Today let’s study two leg techniques, basic for white belt, efficient in BJJ or even wrestling. O uchi gari and Ko uchi gari.
They are two of the 40 original throws from Jigoro Kano (founder of judo), classified among the ashi-waza (foot technique)
O Uchi Gari (Big Inner Reap) :
Tori reaps uke’s inner leg with a circular movement. It is necessary for Tori to do a Tai-sabaki:the knee of the non-attacking leg comes on the poplitea of the attacking-leg which will perform the circular reap. Here a video
This technique has two main elements :
- To put your opponent on a strong off balance that creates an opening.
- a mowing of the partner’s leg which recedes as a result of imbalance through the inside of both legs.
As well :
- Tori off balance must be powerful enough to cause uke to rest on the leg to reap.
- Tori’s arms action at the top of the body is important to provoke and follow the off balance until uke falls. It might be especially useful to grab Uke on his back, helping yourself performing the technique using his gi.
- This technique can be adapted to become a sweep: Tori tries to reap the leg with a good timing.
Either the unbalance is very good and quick, so the reap looks like a sweep, or the unblance is weaker and tori needs a strong leg action to perform the technique.
Here you can see this technique on a freestyle wrestling context.
O Uchi Gari can be linked with tomoe nage, seoi nage and ko uchi gari.
Ko Uchi Gari (Small Inner Reap)
With the same Tai sabaki for O uchi Gari, Tori blocks Uke on his frontal leg so that his foot is strong on the ground, then he reaps this leg with a small circular movement. A video showing the details.
Two important elements :
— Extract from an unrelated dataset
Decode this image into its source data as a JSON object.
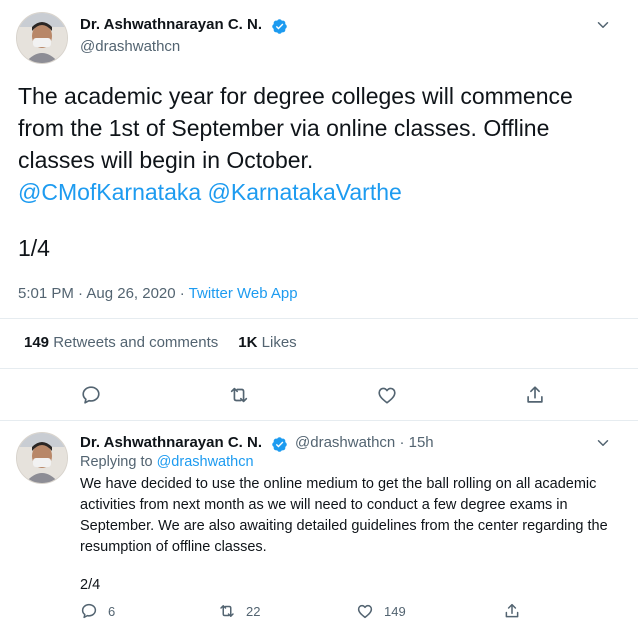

- Strong off-balance ;
- The leg reap on your partner moving backward, thanks to the unbalance, passing between his legs.
As well :
- The unbalance produced by Tori needs to be strong enough to force Uke to be on the target leg.
- Tori’s arm action on the upper body is very important to give the direction of the fall, and to force on the unbalance. It can be great to grab Uke’s back on this technique too, before reaping : Uke’s reaction should help to use less strength.
- On the contrary of O Uchi Gari which provokes an important leg opening of your partner, Ko Uchi Gari doesn’t need such a broad opening (that’s why it’s called Small inner reap, ko = small)
- The reaping foot should have a spoon shape for a better efficiency.
Here the technique applied to no gi
Those techniques are both very good to teach a good back fall. As well their use in Brazilian Jiu Jitsu is pertinent, since you don’t give your back, you lower the risks of the opponent taking your back. But, because you are between the legs, your opponent might take an half-guard. My opinion to avoid this would be not to fall with him, let me explain: Usually when this technique is performed, it’s not rare that Tori falls forward over Uke. This will for sure give the opportunity to Uke to close the half guard. To avoid this, you must try no to fall, keeping a good balance on your only foot still on the floor. That’s why a good unbalance on Uke is essential, but also a perfect timing. It will give you the chance to use less strength and keep you straight on your legs.
From this, i would suggest to go in knee slide, to block straight away any possibility of half guard.
You can easily link those two throws together. With a regular right-handed grip, you will traditionally do O uchi gari with you right leg on uke’s left leg, and Ko uchi gari with your left leg on uke’s right. So you can easily trick your opponent pretending to perform one attack, waiting for his reaction and doing the other attack. This is the most common combination.
Those throws, from the leg technique is great for all weight categories, even the heaviest. There are plenty of ways to drill this technique, and work it for the best. As well, i found it interesting that both O uchi gari and Ko uchi gari were on the top 5 of the most used techniques in London Olympic, back in 2012.
Of course, in Judo is now forbidden to touch the legs, but that can still be used in BJJ (both Gi and Nogi), but still, be careful not to fall in the opponent’s half guard.
I leave you here another good video about Ko uchi gari, good for no gi, but it is the same principle in gi
And a video of no gi O uchi gari, , where it’s shown that the grip on the neck is used to provoke the back step of his partner.
As always, train safe and enjoy!
Article written by Around the JU